Clinical trial results for well-known blood pressure drug ramipril that were published in major journals contained fabricated data, a high-profile Australian scientist has admitted, according to the BBC.
The research at Melbourne's Baker IDI Heart & Diabetes Institute was first published in 2013 and said the blood pressure drug eased vascular disease pain. Researcher Dr. Anna Ahimastos "had oversight of data collection and integrity," the BBC said, citing a statement from Institute's Professor Bronwyn Kingwell, who oversaw the retraction of the articles.
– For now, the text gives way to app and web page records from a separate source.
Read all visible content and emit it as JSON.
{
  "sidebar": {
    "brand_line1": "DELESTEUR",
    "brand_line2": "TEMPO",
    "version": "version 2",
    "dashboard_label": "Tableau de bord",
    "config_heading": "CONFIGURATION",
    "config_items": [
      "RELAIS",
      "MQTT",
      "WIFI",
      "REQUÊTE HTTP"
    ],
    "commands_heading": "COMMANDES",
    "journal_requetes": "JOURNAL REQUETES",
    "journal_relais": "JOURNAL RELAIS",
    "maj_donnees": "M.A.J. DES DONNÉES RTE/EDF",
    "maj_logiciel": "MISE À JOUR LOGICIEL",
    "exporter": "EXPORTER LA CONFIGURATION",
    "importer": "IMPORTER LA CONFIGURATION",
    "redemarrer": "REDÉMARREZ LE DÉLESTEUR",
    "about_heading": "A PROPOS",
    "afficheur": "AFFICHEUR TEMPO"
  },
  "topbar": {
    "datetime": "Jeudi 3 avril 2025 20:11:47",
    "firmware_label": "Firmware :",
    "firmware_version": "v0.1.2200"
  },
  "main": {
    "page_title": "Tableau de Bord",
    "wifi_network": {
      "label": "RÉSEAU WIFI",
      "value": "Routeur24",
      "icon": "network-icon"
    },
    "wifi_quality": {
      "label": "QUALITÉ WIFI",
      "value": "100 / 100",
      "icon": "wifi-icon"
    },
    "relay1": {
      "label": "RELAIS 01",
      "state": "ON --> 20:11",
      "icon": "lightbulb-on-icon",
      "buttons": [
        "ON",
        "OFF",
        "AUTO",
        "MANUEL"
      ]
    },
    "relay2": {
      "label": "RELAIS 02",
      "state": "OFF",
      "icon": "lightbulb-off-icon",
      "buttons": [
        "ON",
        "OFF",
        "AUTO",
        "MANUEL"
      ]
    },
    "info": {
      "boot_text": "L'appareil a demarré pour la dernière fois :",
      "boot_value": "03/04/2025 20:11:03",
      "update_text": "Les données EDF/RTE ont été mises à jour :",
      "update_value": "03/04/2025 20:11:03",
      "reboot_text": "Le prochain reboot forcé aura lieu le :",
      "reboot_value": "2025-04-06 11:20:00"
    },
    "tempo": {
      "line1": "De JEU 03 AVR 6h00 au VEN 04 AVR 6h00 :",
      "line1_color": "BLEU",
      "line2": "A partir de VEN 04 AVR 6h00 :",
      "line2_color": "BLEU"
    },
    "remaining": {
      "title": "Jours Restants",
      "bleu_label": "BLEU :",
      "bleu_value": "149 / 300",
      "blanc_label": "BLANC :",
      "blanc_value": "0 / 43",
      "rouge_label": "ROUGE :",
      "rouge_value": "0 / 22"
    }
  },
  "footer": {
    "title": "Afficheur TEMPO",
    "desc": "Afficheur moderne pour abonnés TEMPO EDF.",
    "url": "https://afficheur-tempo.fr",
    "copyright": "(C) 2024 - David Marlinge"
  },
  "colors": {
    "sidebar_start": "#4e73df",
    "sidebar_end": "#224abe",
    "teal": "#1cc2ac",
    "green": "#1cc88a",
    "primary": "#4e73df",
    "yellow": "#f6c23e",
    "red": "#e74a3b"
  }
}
Ahimastos has admitted responsibility and resigned. The two articles about the three-year clinical trial into ramipril have since been retracted, Kingwell told the BBC, all of which followed anomalies in the trial that were identified internally, sparking an investigation in June. Kingwell told the BBC there was no risk to patients.
"At no point were participants in the trial exposed to risk or harm," Kingwell was quoted as saying in the statement. "This was an isolated incident confined to the actions of one researcher."
"The Institute takes such matters very seriously and every effort has been made to correct the record with all affected parties as quickly as possible in-keeping with our obligations and our commitment to being a center of research excellence."
A statement sent by Baker IDI to FiercePharmaAsia said that the misrepresentation of data required the retraction of two papers--one in JAMA and one in Circulation Research.
"The affected trial commenced in 2008 and concluded in 2011," Baker IDI said in the statement.
"In the interim, and prior to discovery of this research misconduct, we have developed more effective levels of oversight and governance in relation to human research. This has included the formation of the Baker IDI Clinical Research Support Unit, a service that is facilitating the implementation of Institute-wide initiatives relating to clinical research reporting and monitoring and researcher training to ensure all our research adheres to international best practice."
In June 2011, India's Aurobindo Pharma got the FDA nod to manufacture and market ramipril, a generic version of the King Pharmaceuticals drug Altace.
Other companies also make and sell the drug, including Ranbaxy Laboratories. The generic version was also involved in a high-profile recall by Canada's Apotex several years ago over one lot of Apo-Ramipril 5-mg capsules for high blood pressure when some were found to be empty. Because the capsules were not transparent, patients could not tell they didn't contain any drugs.
- here's the BBC story